On Medicine, all ward rotations operate on a night float system. Intensive care rotation for upper level residents is every 4th night call. There is no call except for occasional back-up call on elective and clinic rotations. On Pediatrics, for upper level residents, Moses Cone is every 4th night call. The remainder of rotations are on a day shift /night shift schedule or a night float schedule.

How much vacation time do Med-Peds residents receive?

All residents have 21 calendar days of paid vacation in addition to the six-day holiday around either Christmas or New Year’s Day. Over the four years, vacation time is divided evenly between Medicine and Pediatrics rotations.

How much compensation do Med-Peds residents receive?

Benefits include health insurance, disability insurance, and malpractice insurance. Health insurance is renegotiated each year and the insert reflects costs for this insurance for the current year only. Current annual salaries and information on health insurance benefits, disability insurance, and malpractice insurance are listed on the insert included in the interview day packet.

White coats and on-call meals are provided. Each resident also receives the Medical Knowledge Self-Assessment Program, a self-study syllabus of Internal Medicine published by the American College of Physicians. All fourth year Med-Peds residents are given an extra $400 stipend by the Pediatrics Department to pay expenses to an approved medical meeting or to purchase books.

The Department does not pay for the required State of North Carolina temporary medical training license. It is each resident’s responsibility to apply and pay for the license.

How many months do Internal Medicine-Pediatrics residents spend at Moses Cone Hospital and Wake Medical Center?

Within the 48-month training program a Medicine/Pediatrics resident will spend approximately 4-8 months, depending on career goals and interests, at our affiliated teaching hospitals. These are popular and valuable rotations which diversify the residency experience by providing community-based inpatient and outpatient experience.

How many applications for PGY-1 positions are received?

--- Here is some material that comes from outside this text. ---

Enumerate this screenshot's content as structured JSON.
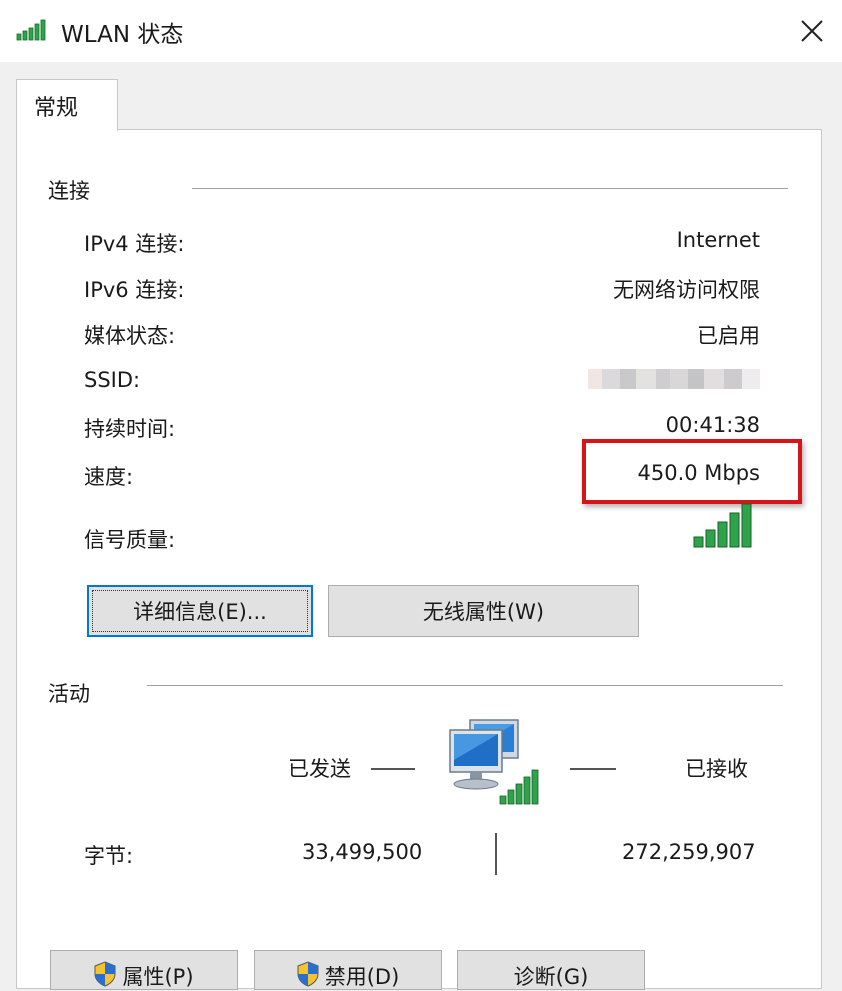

The UNC Medicine-Pediatrics Residency Program receives approximately 350 completed applications each fall. Between 50 and 70 applicants are invited to UNC to interview for the 6 PGY-1 positions.

Is there an opportunity for Med-Peds residents to be Chief Residents?

Med-Peds residents are eligible for selection to serve as chief residents in either the departments of Internal Medicine or Pediatrcs, and our residents are frequently selected to these junior faculty positions.

In addition, each year the program supports a PGY-5 Med-Peds Chief Resident who functions as a hospitalist, Med-Peds clinic preceptor and program administrator dedicated to the Med-Peds program, with teaching responsibilities extending into the categorical departments.